— INSTRUCTIONS TO FOLLOW —
Leaving out the pictures, copy each record below exactly.

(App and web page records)
-=-=-
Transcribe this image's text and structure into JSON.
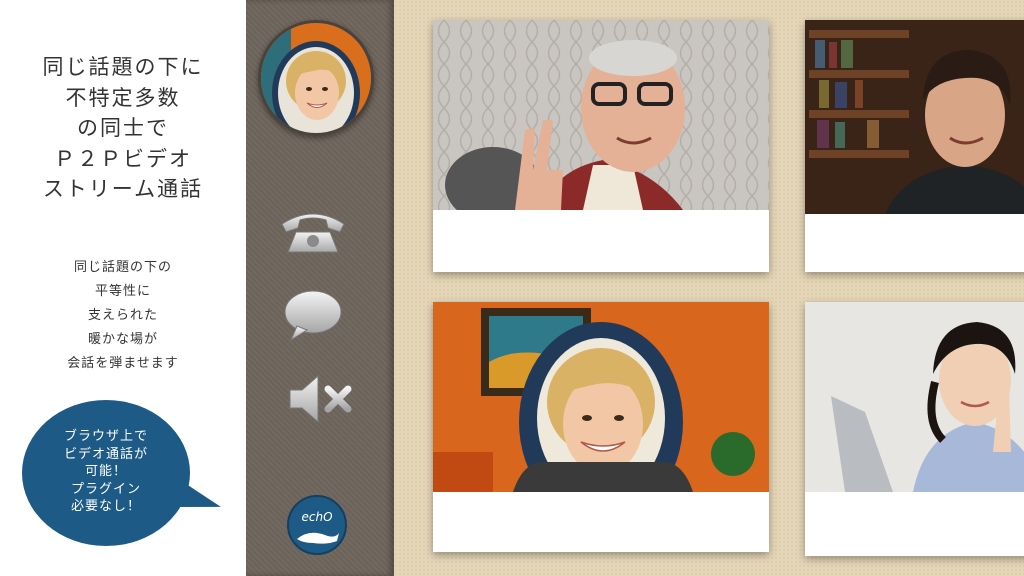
{
  "promo": {
    "headline": "同じ話題の下に\n不特定多数\nの同士で\nＰ２Ｐビデオ\nストリーム通話",
    "subline": "同じ話題の下の\n平等性に\n支えられた\n暖かな場が\n会話を弾ませます",
    "bubble": "ブラウザ上で\nビデオ通話が\n可能！\nプラグイン\n必要なし！"
  },
  "controls": {
    "icons": [
      "phone-icon",
      "chat-bubble-icon",
      "mute-speaker-icon"
    ],
    "logo_text": "echO"
  },
  "videos": {
    "participants": [
      {
        "name": "",
        "caption": ""
      },
      {
        "name": "",
        "caption": ""
      },
      {
        "name": "",
        "caption": ""
      },
      {
        "name": "",
        "caption": ""
      }
    ]
  },
  "colors": {
    "accent": "#1e5a86",
    "control_bg": "#6e655c",
    "video_bg": "#e5d6b7"
  }
}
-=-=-
— WRITTEN SOLUTION —
Transcribe this image's text and structure into JSON.
{
  "promo": {
    "headline": "同じ話題の下に\n不特定多数\nの同士で\nＰ２Ｐビデオ\nストリーム通話",
    "subline": "同じ話題の下の\n平等性に\n支えられた\n暖かな場が\n会話を弾ませます",
    "bubble": "ブラウザ上で\nビデオ通話が\n可能！\nプラグイン\n必要なし！"
  },
  "controls": {
    "icons": [
      "phone-icon",
      "chat-bubble-icon",
      "mute-speaker-icon"
    ],
    "logo_text": "echO"
  },
  "videos": {
    "participants": [
      {
        "name": "",
        "caption": ""
      },
      {
        "name": "",
        "caption": ""
      },
      {
        "name": "",
        "caption": ""
      },
      {
        "name": "",
        "caption": ""
      }
    ]
  },
  "colors": {
    "accent": "#1e5a86",
    "control_bg": "#6e655c",
    "video_bg": "#e5d6b7"
  }
}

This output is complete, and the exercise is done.